Segment Start: Task inputs

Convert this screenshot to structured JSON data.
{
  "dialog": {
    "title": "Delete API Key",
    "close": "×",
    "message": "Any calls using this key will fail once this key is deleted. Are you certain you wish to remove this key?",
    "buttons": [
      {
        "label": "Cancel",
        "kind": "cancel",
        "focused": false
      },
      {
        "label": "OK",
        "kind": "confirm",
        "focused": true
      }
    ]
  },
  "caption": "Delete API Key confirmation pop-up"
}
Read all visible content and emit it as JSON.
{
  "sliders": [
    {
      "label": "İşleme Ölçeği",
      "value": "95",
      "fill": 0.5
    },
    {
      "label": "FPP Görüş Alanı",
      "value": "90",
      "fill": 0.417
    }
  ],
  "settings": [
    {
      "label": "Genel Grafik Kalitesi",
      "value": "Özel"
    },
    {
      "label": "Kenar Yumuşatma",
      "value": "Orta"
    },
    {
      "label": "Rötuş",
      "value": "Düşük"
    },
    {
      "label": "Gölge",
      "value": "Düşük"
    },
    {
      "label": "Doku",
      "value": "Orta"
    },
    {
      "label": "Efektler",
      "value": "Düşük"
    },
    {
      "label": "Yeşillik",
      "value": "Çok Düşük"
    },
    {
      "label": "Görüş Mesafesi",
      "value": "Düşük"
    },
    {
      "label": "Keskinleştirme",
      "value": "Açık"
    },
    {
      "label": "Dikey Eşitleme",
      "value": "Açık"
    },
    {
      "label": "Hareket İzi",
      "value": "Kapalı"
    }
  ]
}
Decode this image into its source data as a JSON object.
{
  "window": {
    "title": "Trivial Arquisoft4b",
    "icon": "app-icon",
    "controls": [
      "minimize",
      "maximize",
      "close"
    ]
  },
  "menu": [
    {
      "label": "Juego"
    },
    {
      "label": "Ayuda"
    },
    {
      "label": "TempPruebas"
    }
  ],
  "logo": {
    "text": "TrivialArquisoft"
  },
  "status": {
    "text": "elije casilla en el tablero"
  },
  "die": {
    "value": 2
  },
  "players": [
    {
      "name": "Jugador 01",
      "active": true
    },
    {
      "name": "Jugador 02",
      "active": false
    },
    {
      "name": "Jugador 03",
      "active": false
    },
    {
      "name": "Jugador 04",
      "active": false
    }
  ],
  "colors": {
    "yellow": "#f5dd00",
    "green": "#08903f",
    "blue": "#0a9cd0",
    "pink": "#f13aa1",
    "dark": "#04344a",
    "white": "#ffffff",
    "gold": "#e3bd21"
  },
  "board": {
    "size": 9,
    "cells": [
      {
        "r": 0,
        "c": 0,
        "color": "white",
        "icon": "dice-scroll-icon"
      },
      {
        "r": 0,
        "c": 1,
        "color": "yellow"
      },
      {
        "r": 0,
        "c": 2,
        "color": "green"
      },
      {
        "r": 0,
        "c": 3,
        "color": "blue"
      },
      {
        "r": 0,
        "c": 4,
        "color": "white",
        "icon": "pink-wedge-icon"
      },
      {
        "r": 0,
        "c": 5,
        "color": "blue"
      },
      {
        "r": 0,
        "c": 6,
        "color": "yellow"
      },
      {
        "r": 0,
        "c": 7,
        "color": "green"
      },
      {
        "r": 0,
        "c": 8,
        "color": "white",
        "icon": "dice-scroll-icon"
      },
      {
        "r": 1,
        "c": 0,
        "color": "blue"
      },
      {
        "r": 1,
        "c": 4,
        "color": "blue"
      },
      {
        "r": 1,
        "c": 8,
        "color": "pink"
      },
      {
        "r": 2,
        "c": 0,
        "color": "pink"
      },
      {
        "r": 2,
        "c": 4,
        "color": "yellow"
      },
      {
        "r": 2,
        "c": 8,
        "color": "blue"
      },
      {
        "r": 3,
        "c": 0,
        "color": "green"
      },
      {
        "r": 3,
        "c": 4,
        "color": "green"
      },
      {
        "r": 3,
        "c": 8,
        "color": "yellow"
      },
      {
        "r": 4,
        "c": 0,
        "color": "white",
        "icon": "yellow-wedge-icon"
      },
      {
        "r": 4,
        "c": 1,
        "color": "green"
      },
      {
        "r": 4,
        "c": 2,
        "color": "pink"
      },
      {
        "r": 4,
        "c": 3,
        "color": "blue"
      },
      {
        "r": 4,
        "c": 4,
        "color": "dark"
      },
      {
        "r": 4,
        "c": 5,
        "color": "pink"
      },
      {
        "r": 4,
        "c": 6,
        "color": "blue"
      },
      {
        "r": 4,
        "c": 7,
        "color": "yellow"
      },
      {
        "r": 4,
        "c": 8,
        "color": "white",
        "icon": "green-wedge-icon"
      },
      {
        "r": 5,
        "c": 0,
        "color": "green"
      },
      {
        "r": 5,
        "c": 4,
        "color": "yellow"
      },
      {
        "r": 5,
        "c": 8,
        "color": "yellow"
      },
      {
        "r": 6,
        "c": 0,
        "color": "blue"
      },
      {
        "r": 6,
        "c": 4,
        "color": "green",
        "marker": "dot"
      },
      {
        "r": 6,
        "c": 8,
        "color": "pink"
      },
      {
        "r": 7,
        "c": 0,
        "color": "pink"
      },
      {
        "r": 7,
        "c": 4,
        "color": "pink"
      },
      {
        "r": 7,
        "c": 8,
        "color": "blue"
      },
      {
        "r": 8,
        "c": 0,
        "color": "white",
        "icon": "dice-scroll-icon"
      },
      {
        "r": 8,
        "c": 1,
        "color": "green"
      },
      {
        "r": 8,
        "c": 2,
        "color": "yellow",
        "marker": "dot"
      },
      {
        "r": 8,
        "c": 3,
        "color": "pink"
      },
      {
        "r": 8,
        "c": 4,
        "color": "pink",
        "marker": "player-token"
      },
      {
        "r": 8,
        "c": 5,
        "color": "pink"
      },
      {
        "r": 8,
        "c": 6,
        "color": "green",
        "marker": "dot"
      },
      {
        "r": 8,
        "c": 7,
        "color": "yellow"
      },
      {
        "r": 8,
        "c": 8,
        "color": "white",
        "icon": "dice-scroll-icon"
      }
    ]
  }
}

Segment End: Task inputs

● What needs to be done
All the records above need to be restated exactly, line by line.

● Solution for this task
Convert this screenshot to structured JSON data.
{
  "dialog": {
    "title": "Delete API Key",
    "close": "×",
    "message": "Any calls using this key will fail once this key is deleted. Are you certain you wish to remove this key?",
    "buttons": [
      {
        "label": "Cancel",
        "kind": "cancel",
        "focused": false
      },
      {
        "label": "OK",
        "kind": "confirm",
        "focused": true
      }
    ]
  },
  "caption": "Delete API Key confirmation pop-up"
}
Read all visible content and emit it as JSON.
{
  "sliders": [
    {
      "label": "İşleme Ölçeği",
      "value": "95",
      "fill": 0.5
    },
    {
      "label": "FPP Görüş Alanı",
      "value": "90",
      "fill": 0.417
    }
  ],
  "settings": [
    {
      "label": "Genel Grafik Kalitesi",
      "value": "Özel"
    },
    {
      "label": "Kenar Yumuşatma",
      "value": "Orta"
    },
    {
      "label": "Rötuş",
      "value": "Düşük"
    },
    {
      "label": "Gölge",
      "value": "Düşük"
    },
    {
      "label": "Doku",
      "value": "Orta"
    },
    {
      "label": "Efektler",
      "value": "Düşük"
    },
    {
      "label": "Yeşillik",
      "value": "Çok Düşük"
    },
    {
      "label": "Görüş Mesafesi",
      "value": "Düşük"
    },
    {
      "label": "Keskinleştirme",
      "value": "Açık"
    },
    {
      "label": "Dikey Eşitleme",
      "value": "Açık"
    },
    {
      "label": "Hareket İzi",
      "value": "Kapalı"
    }
  ]
}
Decode this image into its source data as a JSON object.
{
  "window": {
    "title": "Trivial Arquisoft4b",
    "icon": "app-icon",
    "controls": [
      "minimize",
      "maximize",
      "close"
    ]
  },
  "menu": [
    {
      "label": "Juego"
    },
    {
      "label": "Ayuda"
    },
    {
      "label": "TempPruebas"
    }
  ],
  "logo": {
    "text": "TrivialArquisoft"
  },
  "status": {
    "text": "elije casilla en el tablero"
  },
  "die": {
    "value": 2
  },
  "players": [
    {
      "name": "Jugador 01",
      "active": true
    },
    {
      "name": "Jugador 02",
      "active": false
    },
    {
      "name": "Jugador 03",
      "active": false
    },
    {
      "name": "Jugador 04",
      "active": false
    }
  ],
  "colors": {
    "yellow": "#f5dd00",
    "green": "#08903f",
    "blue": "#0a9cd0",
    "pink": "#f13aa1",
    "dark": "#04344a",
    "white": "#ffffff",
    "gold": "#e3bd21"
  },
  "board": {
    "size": 9,
    "cells": [
      {
        "r": 0,
        "c": 0,
        "color": "white",
        "icon": "dice-scroll-icon"
      },
      {
        "r": 0,
        "c": 1,
        "color": "yellow"
      },
      {
        "r": 0,
        "c": 2,
        "color": "green"
      },
      {
        "r": 0,
        "c": 3,
        "color": "blue"
      },
      {
        "r": 0,
        "c": 4,
        "color": "white",
        "icon": "pink-wedge-icon"
      },
      {
        "r": 0,
        "c": 5,
        "color": "blue"
      },
      {
        "r": 0,
        "c": 6,
        "color": "yellow"
      },
      {
        "r": 0,
        "c": 7,
        "color": "green"
      },
      {
        "r": 0,
        "c": 8,
        "color": "white",
        "icon": "dice-scroll-icon"
      },
      {
        "r": 1,
        "c": 0,
        "color": "blue"
      },
      {
        "r": 1,
        "c": 4,
        "color": "blue"
      },
      {
        "r": 1,
        "c": 8,
        "color": "pink"
      },
      {
        "r": 2,
        "c": 0,
        "color": "pink"
      },
      {
        "r": 2,
        "c": 4,
        "color": "yellow"
      },
      {
        "r": 2,
        "c": 8,
        "color": "blue"
      },
      {
        "r": 3,
        "c": 0,
        "color": "green"
      },
      {
        "r": 3,
        "c": 4,
        "color": "green"
      },
      {
        "r": 3,
        "c": 8,
        "color": "yellow"
      },
      {
        "r": 4,
        "c": 0,
        "color": "white",
        "icon": "yellow-wedge-icon"
      },
      {
        "r": 4,
        "c": 1,
        "color": "green"
      },
      {
        "r": 4,
        "c": 2,
        "color": "pink"
      },
      {
        "r": 4,
        "c": 3,
        "color": "blue"
      },
      {
        "r": 4,
        "c": 4,
        "color": "dark"
      },
      {
        "r": 4,
        "c": 5,
        "color": "pink"
      },
      {
        "r": 4,
        "c": 6,
        "color": "blue"
      },
      {
        "r": 4,
        "c": 7,
        "color": "yellow"
      },
      {
        "r": 4,
        "c": 8,
        "color": "white",
        "icon": "green-wedge-icon"
      },
      {
        "r": 5,
        "c": 0,
        "color": "green"
      },
      {
        "r": 5,
        "c": 4,
        "color": "yellow"
      },
      {
        "r": 5,
        "c": 8,
        "color": "yellow"
      },
      {
        "r": 6,
        "c": 0,
        "color": "blue"
      },
      {
        "r": 6,
        "c": 4,
        "color": "green",
        "marker": "dot"
      },
      {
        "r": 6,
        "c": 8,
        "color": "pink"
      },
      {
        "r": 7,
        "c": 0,
        "color": "pink"
      },
      {
        "r": 7,
        "c": 4,
        "color": "pink"
      },
      {
        "r": 7,
        "c": 8,
        "color": "blue"
      },
      {
        "r": 8,
        "c": 0,
        "color": "white",
        "icon": "dice-scroll-icon"
      },
      {
        "r": 8,
        "c": 1,
        "color": "green"
      },
      {
        "r": 8,
        "c": 2,
        "color": "yellow",
        "marker": "dot"
      },
      {
        "r": 8,
        "c": 3,
        "color": "pink"
      },
      {
        "r": 8,
        "c": 4,
        "color": "pink",
        "marker": "player-token"
      },
      {
        "r": 8,
        "c": 5,
        "color": "pink"
      },
      {
        "r": 8,
        "c": 6,
        "color": "green",
        "marker": "dot"
      },
      {
        "r": 8,
        "c": 7,
        "color": "yellow"
      },
      {
        "r": 8,
        "c": 8,
        "color": "white",
        "icon": "dice-scroll-icon"
      }
    ]
  }
}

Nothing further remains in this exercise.